- What the task requires: In the records that follow, find each line with "JSON" and pull it out.

- Data extracted from a collection:
-- Opening Marker --
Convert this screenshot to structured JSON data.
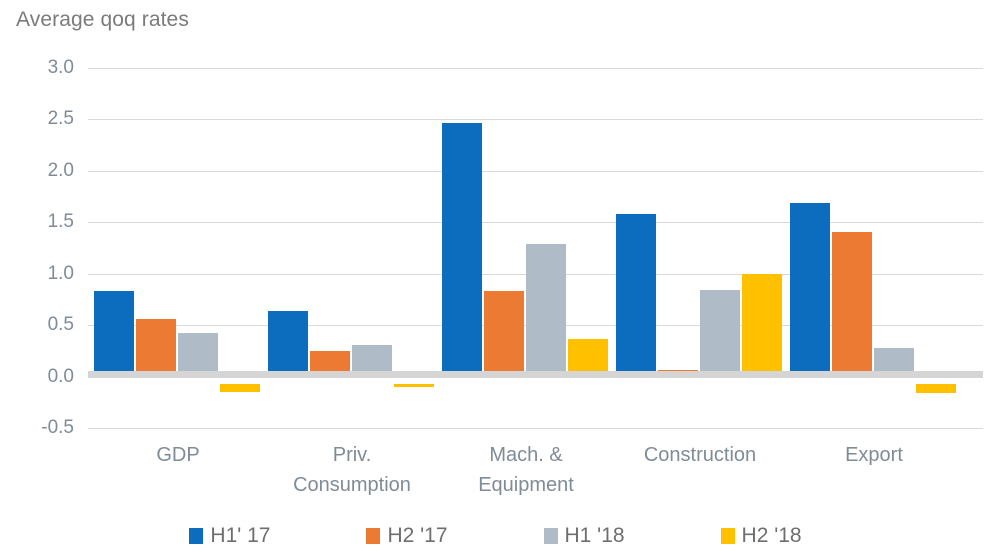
{
  "chart_data": {
    "type": "bar",
    "title": "Average qoq rates",
    "xlabel": "",
    "ylabel": "",
    "ylim": [
      -0.5,
      3.0
    ],
    "ytick_step": 0.5,
    "yticks": [
      "3.0",
      "2.5",
      "2.0",
      "1.5",
      "1.0",
      "0.5",
      "0.0",
      "-0.5"
    ],
    "ytick_values": [
      3.0,
      2.5,
      2.0,
      1.5,
      1.0,
      0.5,
      0.0,
      -0.5
    ],
    "grid": true,
    "legend_position": "bottom",
    "categories": [
      "GDP",
      "Priv.\nConsumption",
      "Mach. &\nEquipment",
      "Construction",
      "Export"
    ],
    "series": [
      {
        "name": "H1' 17",
        "color": "#0C6DBE",
        "values": [
          0.83,
          0.64,
          2.47,
          1.58,
          1.69
        ]
      },
      {
        "name": "H2 '17",
        "color": "#EC7A32",
        "values": [
          0.56,
          0.25,
          0.83,
          0.06,
          1.41
        ]
      },
      {
        "name": "H1 '18",
        "color": "#AFBBC7",
        "values": [
          0.42,
          0.31,
          1.29,
          0.84,
          0.28
        ]
      },
      {
        "name": "H2 '18",
        "color": "#FFC000",
        "values": [
          -0.08,
          -0.03,
          0.37,
          1.0,
          -0.09
        ]
      }
    ]
  },
  "style": {
    "axis_text_color": "#7f8c97",
    "title_color": "#7b7b7b",
    "gridline_color": "#d9d9d9",
    "zero_band_color": "#d5d5d5",
    "legend_text_color": "#6e6e6e",
    "background": "#ffffff"
  }
}
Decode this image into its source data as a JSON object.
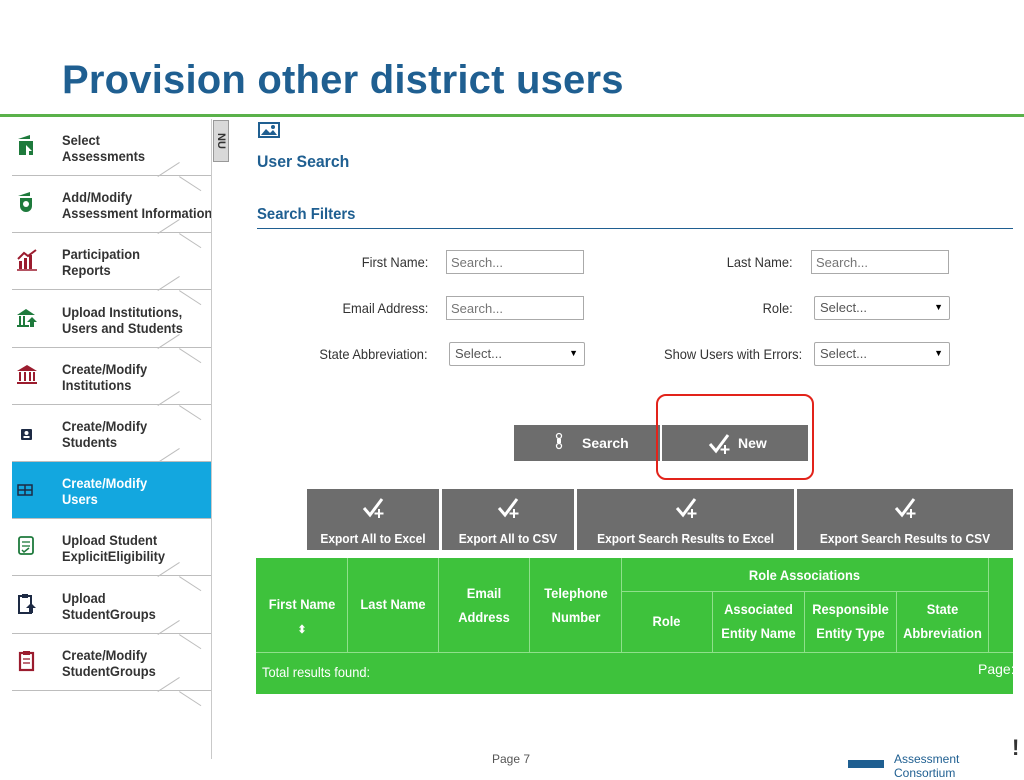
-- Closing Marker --
- Answer to this problem:
Convert this screenshot to structured JSON data.
Decode this image into its source data as a JSON object.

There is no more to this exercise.